Albemarle County Courthouse

Consultants hired by Albemarle officials to analyze the economic benefits of relocating county courts and the County Office Building from the city of Charlottesville to the county briefed the Board of Supervisors on their progress Wednesday.

“When the objectives were set out for this study, one of the assumptions is that we’re not seeing a lot of mixed-use and walkable communities being developed,” said Drew Leff, of the firm Stantec. “What we’re looking at is whether the courthouse or the County Office Building, or both, can help to get us over the hump and act as a catalyst.”

The board voted 4-2 in November to direct staff to pursue the study. That move put a plan to renovate the existing courts in downtown Charlottesville on hold.

Stantec was hired at a cost of $332,824 to study whether there would be enough economic benefit to attract a private-sector developer to enter into a public-private partnership to develop a new complex in Albemarle.

“July is when we got underway with significant work, and it’s been fast and furious across multiple fronts,” said Trevor Henry, the county’s director of facilities and environmental services.

Supervisors took no action Wednesday and will receive a further briefing on Nov. 8. Henry said an additional work session will be held later that month.

“It would really be to help get through some of the content and a lot of the information, but also to take a bit of a deeper dive into the public-private partnership process and to help set the framework for decision-making,” Henry said.

Leff described in general how a public-private partnership might work.

“Typically, a developer can provide and operate a public facility or public infrastructure but they need an income stream to pay for this and pay for the operation, which allows them to finance the project,” Leff said, adding that many roads are paid for by tolls, whose revenues can be projected years in advance.
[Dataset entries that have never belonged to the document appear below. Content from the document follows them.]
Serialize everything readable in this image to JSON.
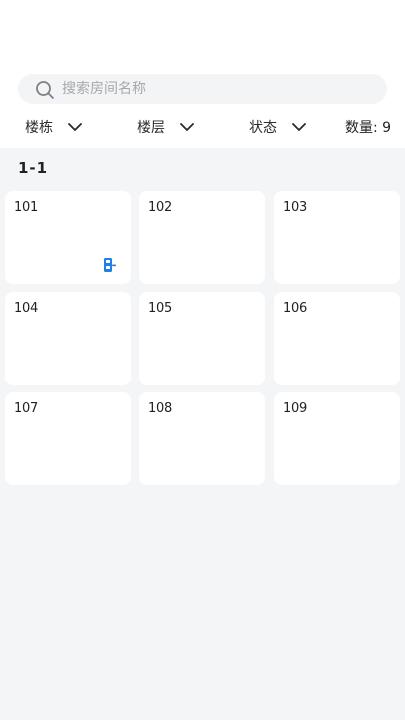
{
  "search": {
    "placeholder": "搜索房间名称",
    "value": ""
  },
  "filters": {
    "building_label": "楼栋",
    "floor_label": "楼层",
    "status_label": "状态"
  },
  "count_text": "数量: 9",
  "group": {
    "title": "1-1"
  },
  "rooms": [
    {
      "number": "101",
      "has_lock": true
    },
    {
      "number": "102",
      "has_lock": false
    },
    {
      "number": "103",
      "has_lock": false
    },
    {
      "number": "104",
      "has_lock": false
    },
    {
      "number": "105",
      "has_lock": false
    },
    {
      "number": "106",
      "has_lock": false
    },
    {
      "number": "107",
      "has_lock": false
    },
    {
      "number": "108",
      "has_lock": false
    },
    {
      "number": "109",
      "has_lock": false
    }
  ],
  "colors": {
    "accent": "#1f7fe5",
    "card": "#ffffff",
    "background": "#f4f5f7"
  }
}
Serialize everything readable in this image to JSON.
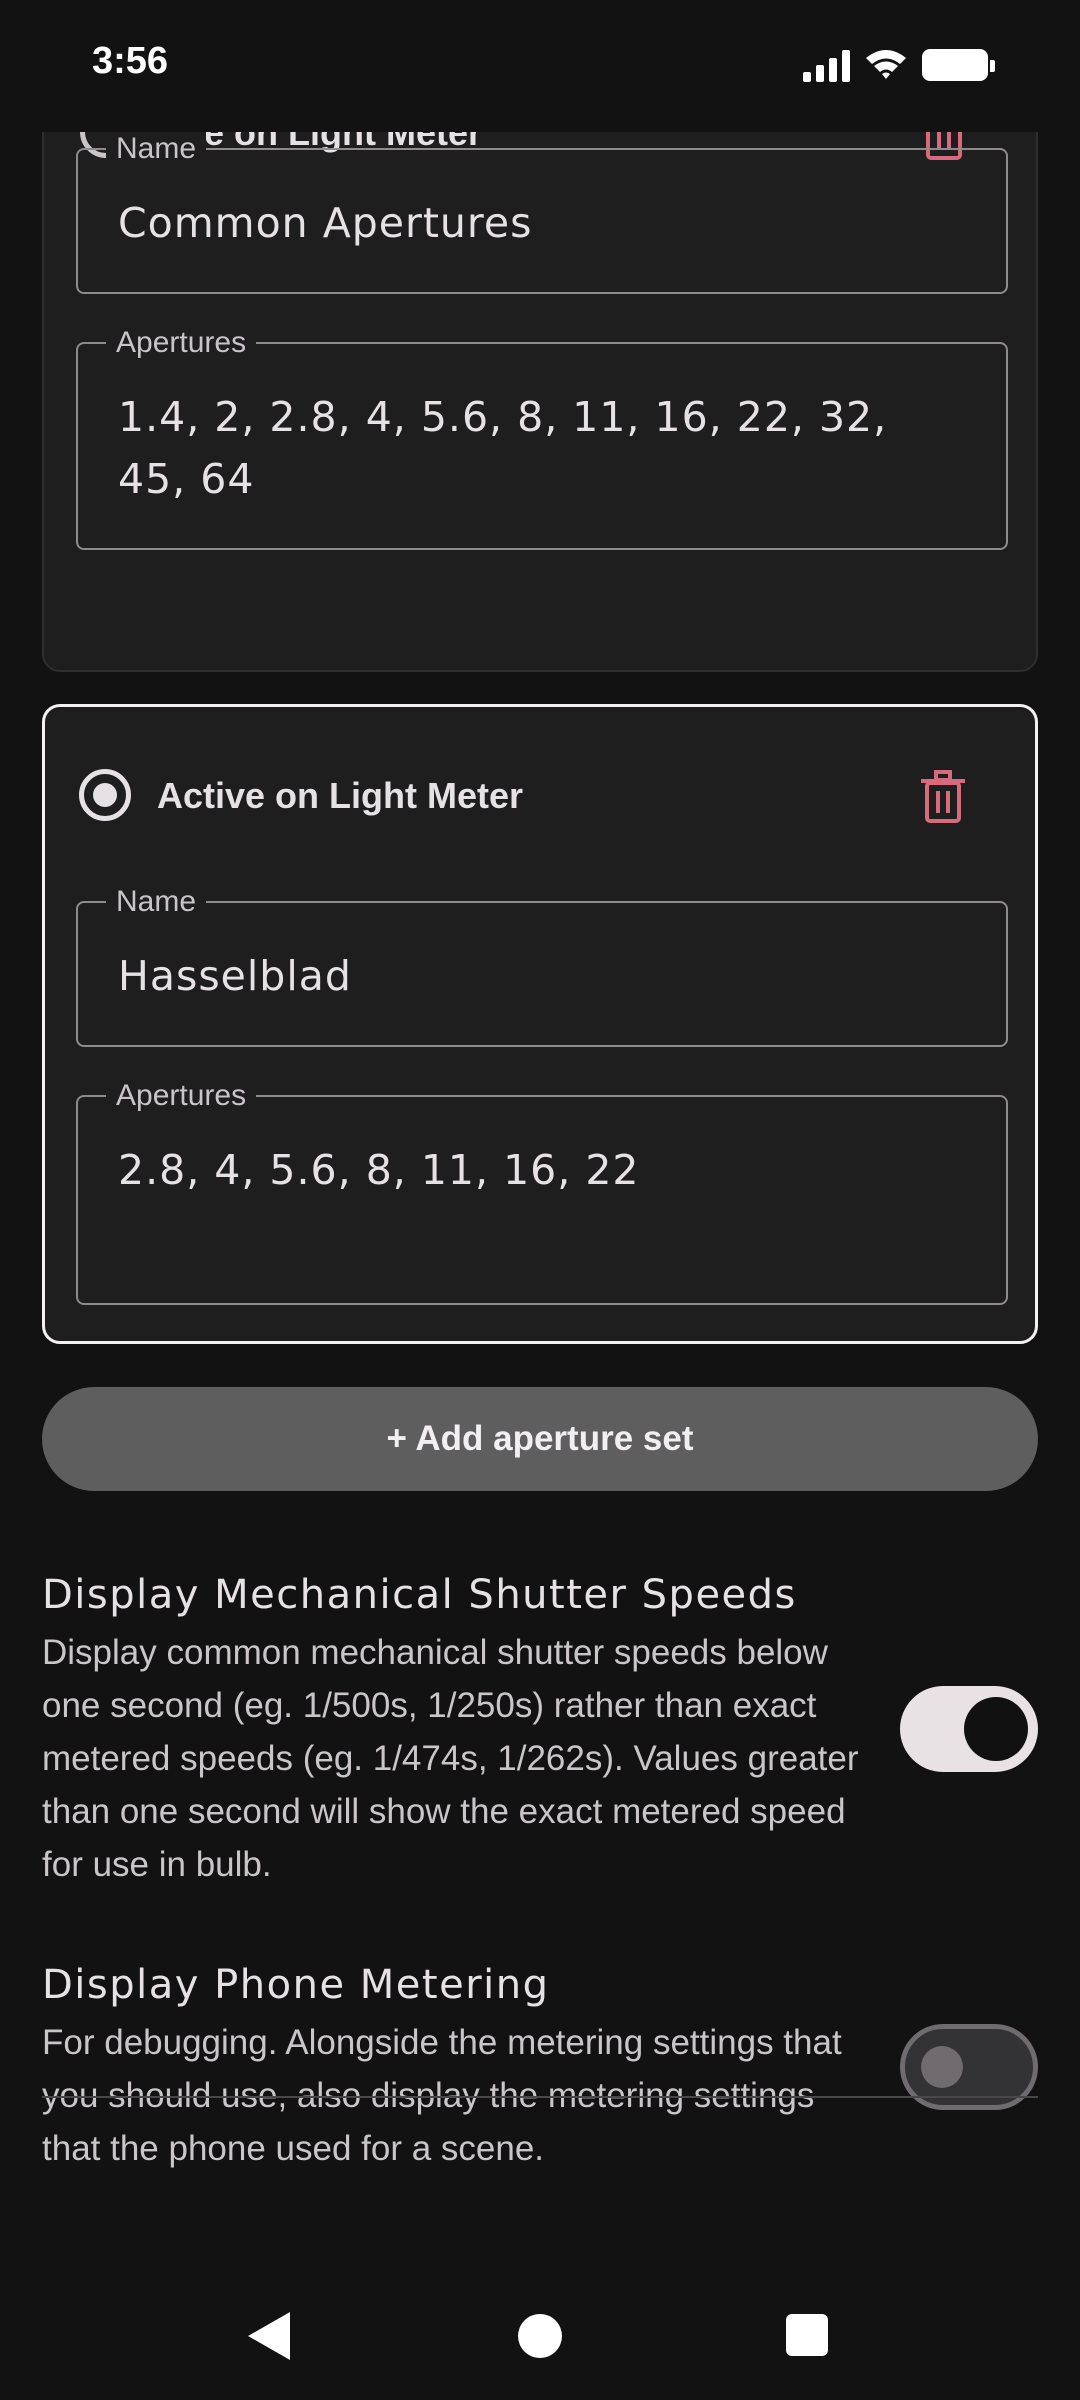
{
  "status_bar": {
    "time": "3:56",
    "icons": [
      "signal-icon",
      "wifi-icon",
      "battery-icon"
    ]
  },
  "aperture_sets": [
    {
      "radio_label": "Use on Light Meter",
      "selected": false,
      "name_label": "Name",
      "name_value": "Common Apertures",
      "apertures_label": "Apertures",
      "apertures_value": "1.4, 2, 2.8, 4, 5.6, 8, 11, 16, 22, 32, 45, 64"
    },
    {
      "radio_label": "Active on Light Meter",
      "selected": true,
      "name_label": "Name",
      "name_value": "Hasselblad",
      "apertures_label": "Apertures",
      "apertures_value": "2.8, 4, 5.6, 8, 11, 16, 22"
    }
  ],
  "add_button_label": "+ Add aperture set",
  "settings": [
    {
      "title": "Display Mechanical Shutter Speeds",
      "description": "Display common mechanical shutter speeds below one second (eg. 1/500s, 1/250s) rather than exact metered speeds (eg. 1/474s, 1/262s). Values greater than one second will show the exact metered speed for use in bulb.",
      "enabled": true
    },
    {
      "title": "Display Phone Metering",
      "description": "For debugging. Alongside the metering settings that you should use, also display the metering settings that the phone used for a scene.",
      "enabled": false
    }
  ],
  "colors": {
    "background": "#121212",
    "card": "#1e1e1e",
    "delete_icon": "#d86a7e",
    "button": "#5e5e5e"
  },
  "nav_bar": [
    "back-icon",
    "home-icon",
    "recents-icon"
  ]
}
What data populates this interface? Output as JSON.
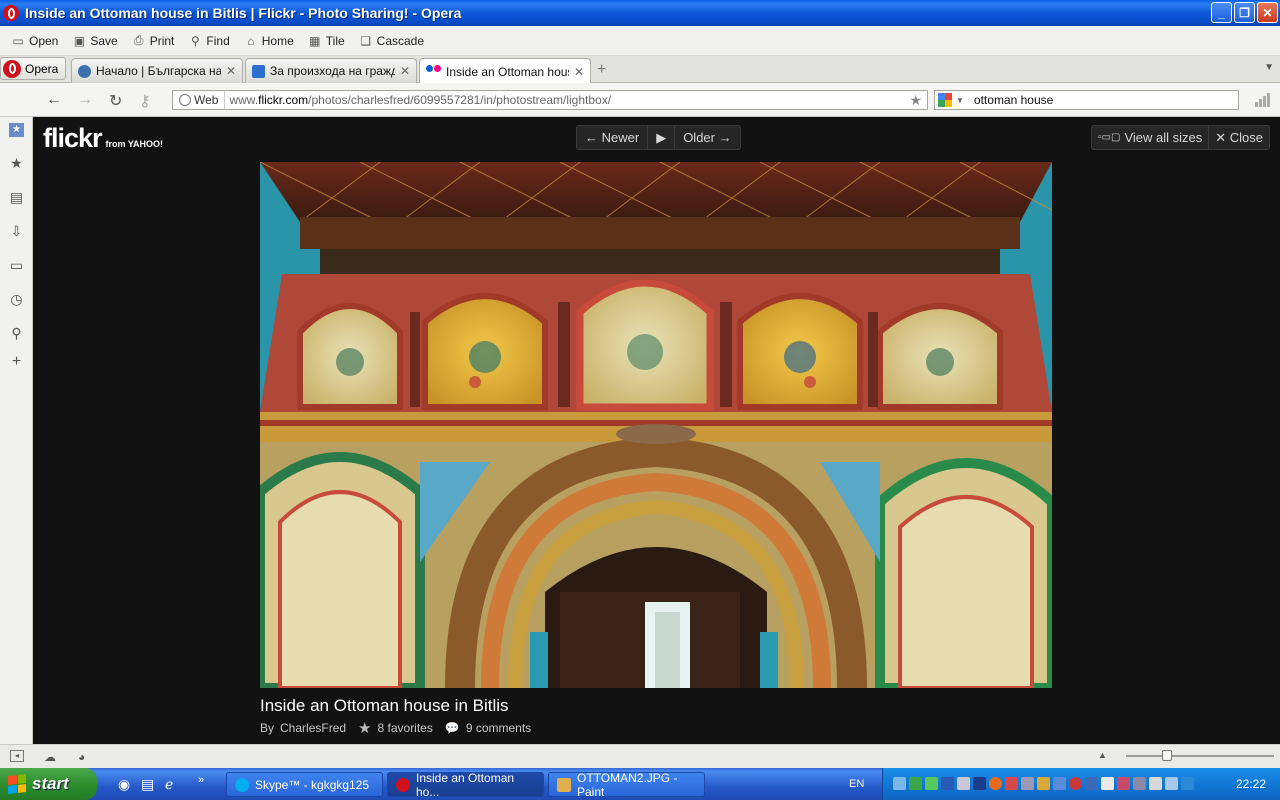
{
  "window": {
    "title": "Inside an Ottoman house in Bitlis | Flickr - Photo Sharing! - Opera",
    "buttons": {
      "minimize": "_",
      "maximize": "❐",
      "close": "✕"
    }
  },
  "toolbar": {
    "items": [
      {
        "label": "Open",
        "icon": "open-icon"
      },
      {
        "label": "Save",
        "icon": "save-icon"
      },
      {
        "label": "Print",
        "icon": "print-icon"
      },
      {
        "label": "Find",
        "icon": "find-icon"
      },
      {
        "label": "Home",
        "icon": "home-icon"
      },
      {
        "label": "Tile",
        "icon": "tile-icon"
      },
      {
        "label": "Cascade",
        "icon": "cascade-icon"
      }
    ]
  },
  "tabs": {
    "menu_label": "Opera",
    "items": [
      {
        "label": "Начало | Българска на...",
        "favicon_color": "#3b6fb0",
        "active": false
      },
      {
        "label": "За произхода на гражд...",
        "favicon_color": "#2d6fd0",
        "active": false
      },
      {
        "label": "Inside an Ottoman hous...",
        "favicon_color": "#ff0084",
        "active": true
      }
    ],
    "new_tab": "+"
  },
  "address": {
    "mode_label": "Web",
    "url_prefix": "www.",
    "url_domain": "flickr.com",
    "url_path": "/photos/charlesfred/6099557281/in/photostream/lightbox/",
    "search_value": "ottoman house"
  },
  "flickr": {
    "logo_text": "flickr",
    "logo_sub": "from YAHOO!",
    "pager": {
      "newer": "← Newer",
      "play": "▶",
      "older": "Older →"
    },
    "view_all_sizes": "View all sizes",
    "close": "✕ Close",
    "photo_title": "Inside an Ottoman house in Bitlis",
    "by_prefix": "By",
    "author": "CharlesFred",
    "favorites": "8 favorites",
    "comments": "9 comments"
  },
  "taskbar": {
    "start_label": "start",
    "tasks": [
      {
        "label": "Skype™ - kgkgkg125",
        "icon_color": "#00aff0",
        "active": false
      },
      {
        "label": "Inside an Ottoman ho...",
        "icon_color": "#d0101c",
        "active": true
      },
      {
        "label": "OTTOMAN2.JPG - Paint",
        "icon_color": "#e0b050",
        "active": false
      }
    ],
    "language": "EN",
    "clock": "22:22"
  },
  "colors": {
    "titlebar": "#0a58d8",
    "flickr_bg": "#121212",
    "taskbar": "#2558c8",
    "start_green": "#2f8f2f"
  }
}
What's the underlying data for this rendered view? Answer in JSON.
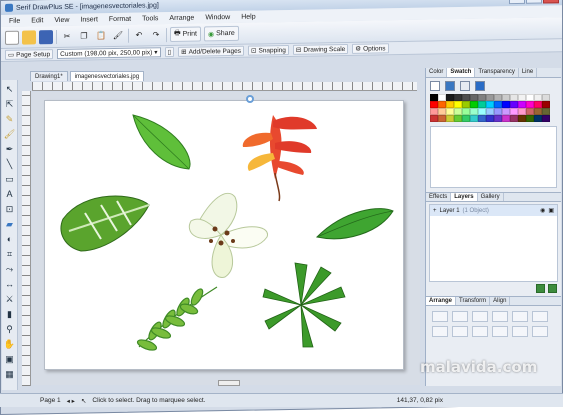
{
  "window": {
    "title": "Serif DrawPlus SE - [imagenesvectoriales.jpg]",
    "controls": {
      "minimize": "–",
      "maximize": "□",
      "close": "x"
    }
  },
  "menu": [
    "File",
    "Edit",
    "View",
    "Insert",
    "Format",
    "Tools",
    "Arrange",
    "Window",
    "Help"
  ],
  "toolbar": {
    "print_label": "Print",
    "share_label": "Share"
  },
  "toolbar2": {
    "page_setup_label": "Page Setup",
    "page_size_value": "Custom (198,00 pix, 250,00 pix)",
    "add_delete_pages_label": "Add/Delete Pages",
    "snapping_label": "Snapping",
    "drawing_scale_label": "Drawing Scale",
    "options_label": "Options"
  },
  "doc_tabs": [
    {
      "label": "Drawing1*"
    },
    {
      "label": "imagenesvectoriales.jpg"
    }
  ],
  "right_panel": {
    "top_tabs": [
      "Color",
      "Swatch",
      "Transparency",
      "Line"
    ],
    "active_top_tab": "Swatch",
    "swatch_colors": [
      "#000000",
      "#ffffff",
      "#1a1a1a",
      "#333333",
      "#4d4d4d",
      "#666666",
      "#808080",
      "#999999",
      "#b3b3b3",
      "#cccccc",
      "#e6e6e6",
      "#f2f2f2",
      "#ffffff",
      "#f0f0f0",
      "#dcdcdc",
      "#ff0000",
      "#ff6600",
      "#ffcc00",
      "#ffff00",
      "#99cc00",
      "#00cc00",
      "#00cc99",
      "#00ccff",
      "#0066ff",
      "#0000ff",
      "#6600ff",
      "#cc00ff",
      "#ff00cc",
      "#ff0066",
      "#990000",
      "#ff9999",
      "#ffcc99",
      "#ffff99",
      "#ccff99",
      "#99ff99",
      "#99ffcc",
      "#99ffff",
      "#99ccff",
      "#9999ff",
      "#cc99ff",
      "#ff99ff",
      "#ff99cc",
      "#cc6666",
      "#996633",
      "#666633",
      "#cc3333",
      "#cc6633",
      "#cccc33",
      "#66cc33",
      "#33cc66",
      "#33cccc",
      "#3366cc",
      "#3333cc",
      "#6633cc",
      "#cc33cc",
      "#993366",
      "#663300",
      "#336600",
      "#003366",
      "#330066"
    ],
    "effects_tabs": [
      "Effects",
      "Layers",
      "Gallery"
    ],
    "active_effects_tab": "Layers",
    "layer_name": "Layer 1",
    "layer_objects": "(1 Object)",
    "arrange_tabs": [
      "Arrange",
      "Transform",
      "Align"
    ],
    "active_arrange_tab": "Arrange"
  },
  "status": {
    "page_label": "Page 1",
    "hint": "Click to select. Drag to marquee select.",
    "coords": "141,37, 0,82 pix"
  },
  "watermark": "malavida.com"
}
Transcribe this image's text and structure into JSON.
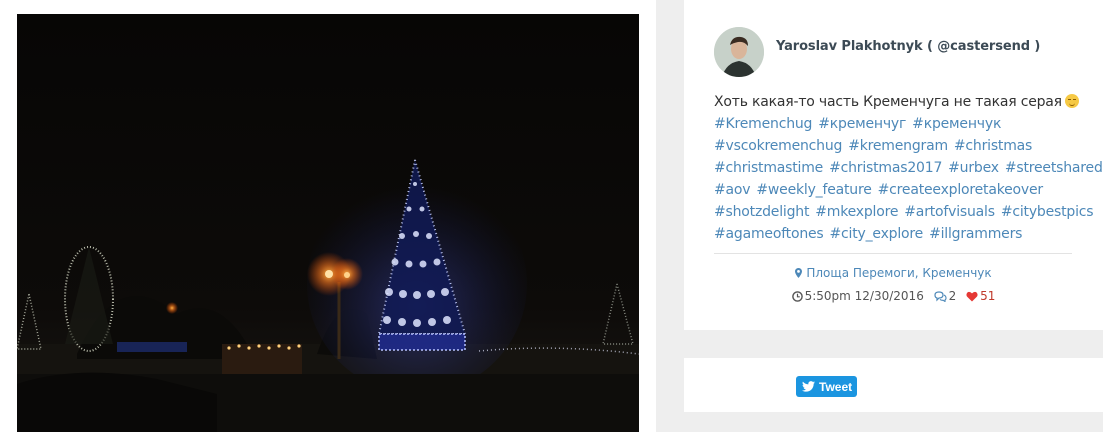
{
  "post": {
    "author": "Yaroslav Plakhotnyk ( @castersend )",
    "caption": "Хоть какая-то часть Кременчуга не такая серая",
    "hashtags": [
      "#Kremenchug",
      "#кременчуг",
      "#кременчук",
      "#vscokremenchug",
      "#kremengram",
      "#christmas",
      "#christmastime",
      "#christmas2017",
      "#urbex",
      "#streetshared",
      "#aov",
      "#weekly_feature",
      "#createexploretakeover",
      "#shotzdelight",
      "#mkexplore",
      "#artofvisuals",
      "#citybestpics",
      "#agameoftones",
      "#city_explore",
      "#illgrammers"
    ],
    "location": "Площа Перемоги, Кременчук",
    "datetime": "5:50pm 12/30/2016",
    "comments": "2",
    "likes": "51"
  },
  "share": {
    "tweet_label": "Tweet"
  },
  "icons": {
    "pin": "map-marker-icon",
    "clock": "clock-icon",
    "comments": "comments-icon",
    "heart": "heart-icon",
    "twitter": "twitter-bird-icon"
  },
  "colors": {
    "link": "#4d88b8",
    "heart": "#e53935",
    "tweet": "#1b95e0"
  }
}
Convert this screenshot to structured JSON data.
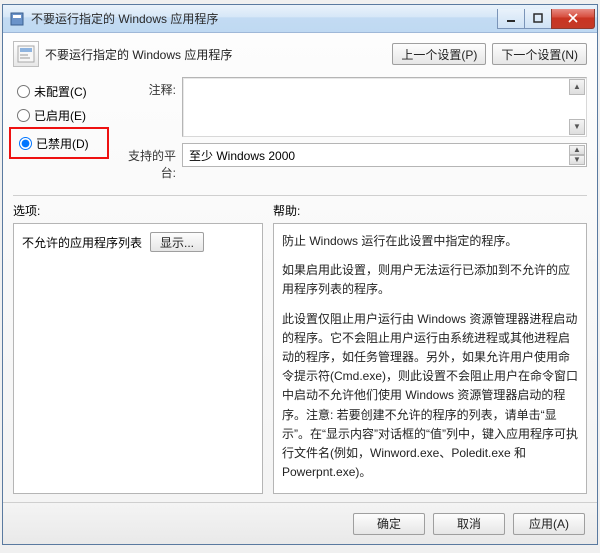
{
  "window": {
    "title": "不要运行指定的 Windows 应用程序"
  },
  "header": {
    "title": "不要运行指定的 Windows 应用程序",
    "prev": "上一个设置(P)",
    "next": "下一个设置(N)"
  },
  "radios": {
    "not_configured": "未配置(C)",
    "enabled": "已启用(E)",
    "disabled": "已禁用(D)",
    "selected": "disabled"
  },
  "fields": {
    "comment_label": "注释:",
    "platform_label": "支持的平台:",
    "platform_value": "至少 Windows 2000"
  },
  "mid": {
    "options_label": "选项:",
    "help_label": "帮助:"
  },
  "options": {
    "disallowed_label": "不允许的应用程序列表",
    "show_btn": "显示..."
  },
  "help": {
    "p1": "防止 Windows 运行在此设置中指定的程序。",
    "p2": "如果启用此设置，则用户无法运行已添加到不允许的应用程序列表的程序。",
    "p3": "此设置仅阻止用户运行由 Windows 资源管理器进程启动的程序。它不会阻止用户运行由系统进程或其他进程启动的程序，如任务管理器。另外，如果允许用户使用命令提示符(Cmd.exe)，则此设置不会阻止用户在命令窗口中启动不允许他们使用 Windows 资源管理器启动的程序。注意: 若要创建不允许的程序的列表，请单击“显示”。在“显示内容”对话框的“值”列中，键入应用程序可执行文件名(例如，Winword.exe、Poledit.exe 和 Powerpnt.exe)。"
  },
  "footer": {
    "ok": "确定",
    "cancel": "取消",
    "apply": "应用(A)"
  }
}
A similar arrangement can be worked out for a building that includes public uses alongside private development.

“We’ve had experience recently working on a project in Florida where the city wanted to see a new mixed-use development created in what it was hoping would be more of a downtown area,” Leff said. “They worked with a development on a [public-private partnership] basis to not only provide that development but also a new City Hall.”

County Attorney Greg Kamptner said Virginia law requires circuit courts to be under local government ownership but the same restriction would not apply to a new administration building.

The county purchased the former Lane High School from the city of Charlottesville in 1978 for $800,000 for use as its main administration building. The land and building have a combined 2017 assessment of $24.4 million.

In September, the consultant began reviewing the feasibility of moving those administrative functions elsewhere.

“That entailed department interviews, a walk-through of the building and a space utilization survey,” said Xuan Phan, a project manager with Stantec. “We’ll be reporting to you on the results of that in November.”

Phan and her team also are looking at the fiscal impact of moving the courts and the County Office Building. Financing options for the public-private partnership also will be developed.

“We will wrap up everything in a set of recommendations to you in a presentation at the December meeting,” Phan said. “That December meeting is intended for you to be able to make a decision about the courts and County Office Building.”

Phan said different scenarios will be created for how development would occur.

“We’ll estimate the development cost, we’ll look at the financing assumptions, we’ll generate operating pro forma for the development,” Phan said. “All of that is to try to generate some estimates or ranges for returns that may be available to a developer or an investor. It needs to be sufficient to attract development.”

This work has coincided with the development of a small-area plan for the area around the intersection of U.S. 29 and Rio Road.

Stantec also is conducting what it calls an “adjacency study.”

“Adjacency has to do with the adjacency of other court services and stakeholders to the courts themselves,” Phan said. “That would include the city and the county clerk offices, the commonwealth’s attorney office, the legal aid and public defender’s office, county sheriff, court services, interpreters, court reporters and private attorneys.”

Supervisor Norman Dill was one of two votes against authorizing the study.

“One of our big issues is we have a fairly limited development area with only 5 percent of the county,” Dill said. “We’re short on development sites and we’re talking about moving two huge complexes into a limited development area.”

Supervisors have been asked to fill out a survey ranking what criteria they think is most important as they weigh the relocation options.